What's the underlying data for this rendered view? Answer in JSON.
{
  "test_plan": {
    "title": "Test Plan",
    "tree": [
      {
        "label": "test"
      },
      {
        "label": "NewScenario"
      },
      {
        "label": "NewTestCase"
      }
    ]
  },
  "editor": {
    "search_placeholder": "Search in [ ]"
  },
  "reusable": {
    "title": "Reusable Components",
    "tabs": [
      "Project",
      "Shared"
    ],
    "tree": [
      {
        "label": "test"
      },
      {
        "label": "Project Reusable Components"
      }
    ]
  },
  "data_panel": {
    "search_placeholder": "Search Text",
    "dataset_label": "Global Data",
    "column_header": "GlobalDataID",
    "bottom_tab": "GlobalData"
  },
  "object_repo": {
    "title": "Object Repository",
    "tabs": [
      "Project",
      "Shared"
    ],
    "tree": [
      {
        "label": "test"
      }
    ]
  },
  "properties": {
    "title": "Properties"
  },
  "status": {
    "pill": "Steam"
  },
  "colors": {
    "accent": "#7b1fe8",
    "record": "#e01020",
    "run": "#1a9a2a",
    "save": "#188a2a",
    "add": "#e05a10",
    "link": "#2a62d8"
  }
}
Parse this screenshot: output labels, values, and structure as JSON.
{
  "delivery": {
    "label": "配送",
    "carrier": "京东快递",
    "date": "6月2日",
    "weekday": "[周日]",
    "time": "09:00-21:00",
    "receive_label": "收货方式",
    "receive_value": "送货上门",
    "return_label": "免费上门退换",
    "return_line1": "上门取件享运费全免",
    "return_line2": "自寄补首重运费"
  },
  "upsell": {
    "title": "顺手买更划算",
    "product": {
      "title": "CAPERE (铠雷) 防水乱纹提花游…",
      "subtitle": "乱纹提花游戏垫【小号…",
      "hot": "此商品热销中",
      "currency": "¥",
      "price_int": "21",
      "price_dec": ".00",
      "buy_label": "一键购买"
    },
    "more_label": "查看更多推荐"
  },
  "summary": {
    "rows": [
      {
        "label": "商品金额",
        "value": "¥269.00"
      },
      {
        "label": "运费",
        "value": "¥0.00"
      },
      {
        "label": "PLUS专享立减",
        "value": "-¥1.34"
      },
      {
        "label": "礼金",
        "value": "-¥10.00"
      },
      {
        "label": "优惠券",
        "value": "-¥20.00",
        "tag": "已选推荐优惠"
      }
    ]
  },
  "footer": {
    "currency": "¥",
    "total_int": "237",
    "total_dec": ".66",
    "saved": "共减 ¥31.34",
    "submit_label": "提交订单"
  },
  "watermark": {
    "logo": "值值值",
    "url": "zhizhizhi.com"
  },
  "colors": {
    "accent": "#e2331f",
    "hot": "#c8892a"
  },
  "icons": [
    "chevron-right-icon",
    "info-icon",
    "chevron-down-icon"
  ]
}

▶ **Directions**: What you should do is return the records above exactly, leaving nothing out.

▶ **Answer space**:
What's the underlying data for this rendered view? Answer in JSON.
{
  "test_plan": {
    "title": "Test Plan",
    "tree": [
      {
        "label": "test"
      },
      {
        "label": "NewScenario"
      },
      {
        "label": "NewTestCase"
      }
    ]
  },
  "editor": {
    "search_placeholder": "Search in [ ]"
  },
  "reusable": {
    "title": "Reusable Components",
    "tabs": [
      "Project",
      "Shared"
    ],
    "tree": [
      {
        "label": "test"
      },
      {
        "label": "Project Reusable Components"
      }
    ]
  },
  "data_panel": {
    "search_placeholder": "Search Text",
    "dataset_label": "Global Data",
    "column_header": "GlobalDataID",
    "bottom_tab": "GlobalData"
  },
  "object_repo": {
    "title": "Object Repository",
    "tabs": [
      "Project",
      "Shared"
    ],
    "tree": [
      {
        "label": "test"
      }
    ]
  },
  "properties": {
    "title": "Properties"
  },
  "status": {
    "pill": "Steam"
  },
  "colors": {
    "accent": "#7b1fe8",
    "record": "#e01020",
    "run": "#1a9a2a",
    "save": "#188a2a",
    "add": "#e05a10",
    "link": "#2a62d8"
  }
}
Parse this screenshot: output labels, values, and structure as JSON.
{
  "delivery": {
    "label": "配送",
    "carrier": "京东快递",
    "date": "6月2日",
    "weekday": "[周日]",
    "time": "09:00-21:00",
    "receive_label": "收货方式",
    "receive_value": "送货上门",
    "return_label": "免费上门退换",
    "return_line1": "上门取件享运费全免",
    "return_line2": "自寄补首重运费"
  },
  "upsell": {
    "title": "顺手买更划算",
    "product": {
      "title": "CAPERE (铠雷) 防水乱纹提花游…",
      "subtitle": "乱纹提花游戏垫【小号…",
      "hot": "此商品热销中",
      "currency": "¥",
      "price_int": "21",
      "price_dec": ".00",
      "buy_label": "一键购买"
    },
    "more_label": "查看更多推荐"
  },
  "summary": {
    "rows": [
      {
        "label": "商品金额",
        "value": "¥269.00"
      },
      {
        "label": "运费",
        "value": "¥0.00"
      },
      {
        "label": "PLUS专享立减",
        "value": "-¥1.34"
      },
      {
        "label": "礼金",
        "value": "-¥10.00"
      },
      {
        "label": "优惠券",
        "value": "-¥20.00",
        "tag": "已选推荐优惠"
      }
    ]
  },
  "footer": {
    "currency": "¥",
    "total_int": "237",
    "total_dec": ".66",
    "saved": "共减 ¥31.34",
    "submit_label": "提交订单"
  },
  "watermark": {
    "logo": "值值值",
    "url": "zhizhizhi.com"
  },
  "colors": {
    "accent": "#e2331f",
    "hot": "#c8892a"
  },
  "icons": [
    "chevron-right-icon",
    "info-icon",
    "chevron-down-icon"
  ]
}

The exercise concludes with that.